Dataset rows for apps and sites
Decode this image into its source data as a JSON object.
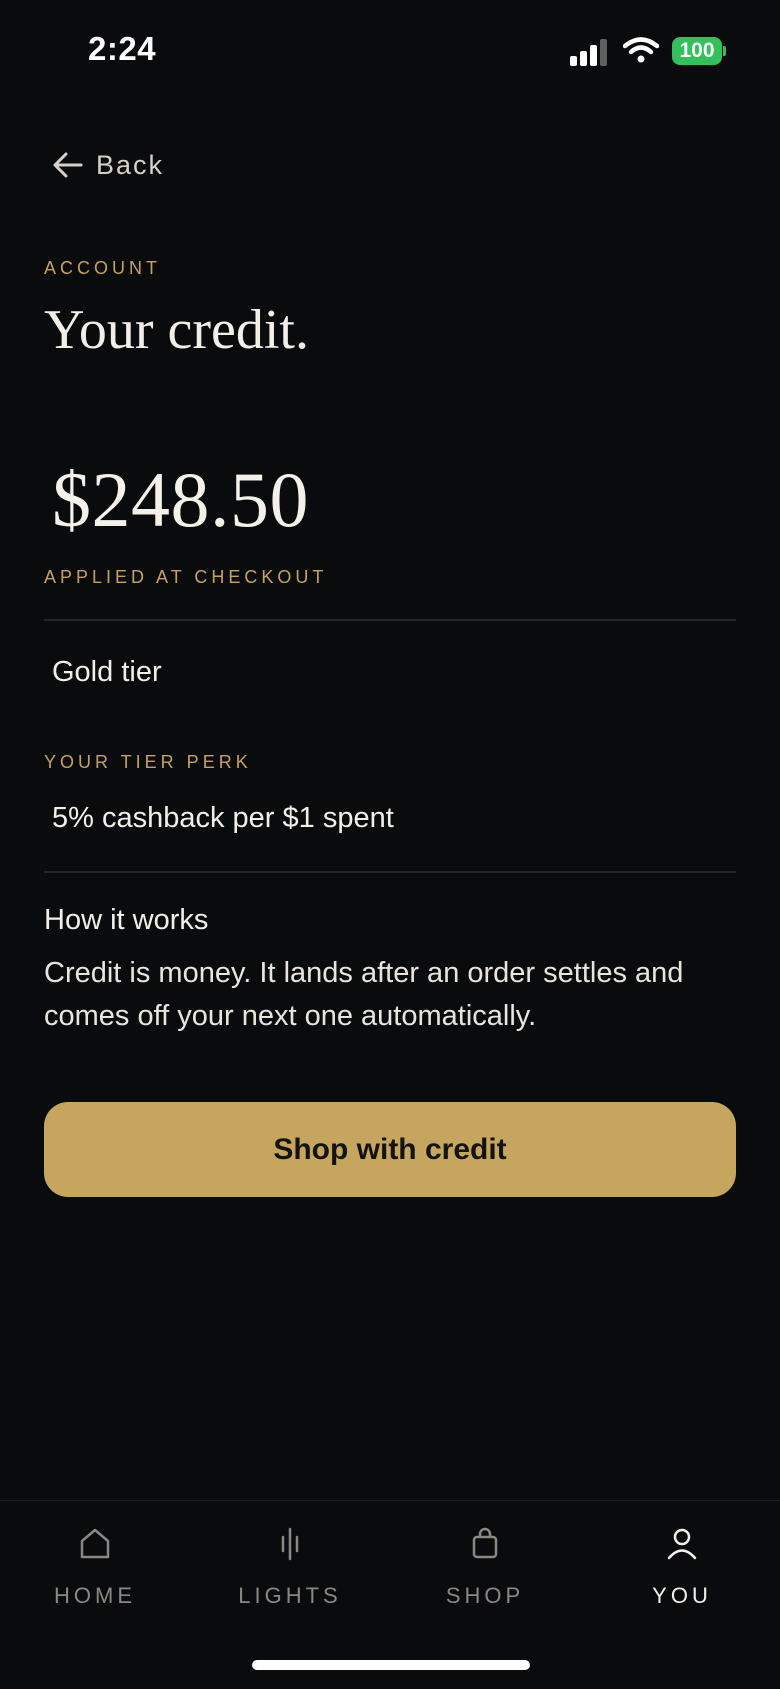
{
  "status": {
    "time": "2:24",
    "battery": "100"
  },
  "nav": {
    "back_label": "Back"
  },
  "header": {
    "eyebrow": "ACCOUNT",
    "title": "Your credit."
  },
  "credit": {
    "amount": "$248.50",
    "amount_note": "APPLIED AT CHECKOUT",
    "tier": "Gold tier",
    "perk_label": "YOUR TIER PERK",
    "perk": "5% cashback per $1 spent"
  },
  "how": {
    "heading": "How it works",
    "body": "Credit is money. It lands after an order settles and comes off your next one automatically."
  },
  "cta": {
    "label": "Shop with credit"
  },
  "tabs": [
    {
      "label": "HOME",
      "icon": "home-icon",
      "active": false
    },
    {
      "label": "LIGHTS",
      "icon": "lights-icon",
      "active": false
    },
    {
      "label": "SHOP",
      "icon": "shopping-bag-icon",
      "active": false
    },
    {
      "label": "YOU",
      "icon": "user-icon",
      "active": true
    }
  ],
  "colors": {
    "accent": "#c6a65f",
    "background": "#0a0b0d",
    "battery": "#31c05a"
  }
}
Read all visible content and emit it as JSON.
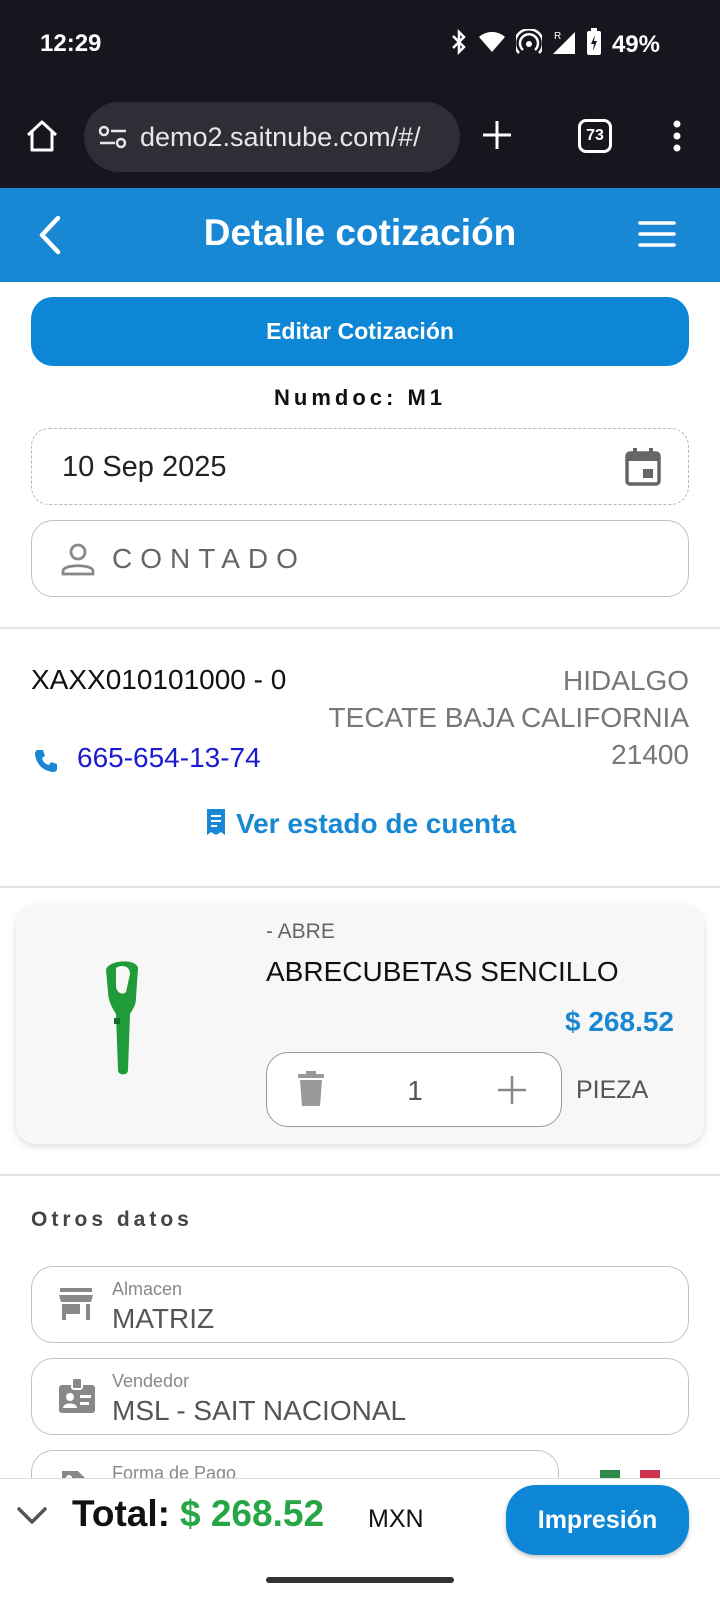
{
  "status_bar": {
    "time": "12:29",
    "battery": "49%"
  },
  "browser": {
    "url": "demo2.saitnube.com/#/",
    "tab_count": "73"
  },
  "header": {
    "title": "Detalle cotización"
  },
  "actions": {
    "edit_label": "Editar Cotización"
  },
  "document": {
    "numdoc": "Numdoc: M1",
    "date": "10 Sep 2025",
    "client": "CONTADO"
  },
  "customer": {
    "rfc": "XAXX010101000 - 0",
    "phone": "665-654-13-74",
    "address_line1": "HIDALGO",
    "address_line2": "TECATE BAJA CALIFORNIA",
    "address_line3": "21400",
    "account_link": "Ver estado de cuenta"
  },
  "product": {
    "code": "- ABRE",
    "name": "ABRECUBETAS SENCILLO",
    "price": "$ 268.52",
    "quantity": "1",
    "unit": "PIEZA"
  },
  "other_data": {
    "title": "Otros datos",
    "warehouse_label": "Almacen",
    "warehouse_value": "MATRIZ",
    "seller_label": "Vendedor",
    "seller_value": "MSL - SAIT NACIONAL",
    "payment_label": "Forma de Pago"
  },
  "footer": {
    "total_label": "Total:",
    "total_value": "$ 268.52",
    "currency": "MXN",
    "print_label": "Impresión"
  },
  "colors": {
    "accent": "#1888d4",
    "total_green": "#27a645"
  }
}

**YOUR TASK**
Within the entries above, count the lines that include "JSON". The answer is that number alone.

**ANSWER SECTION**
2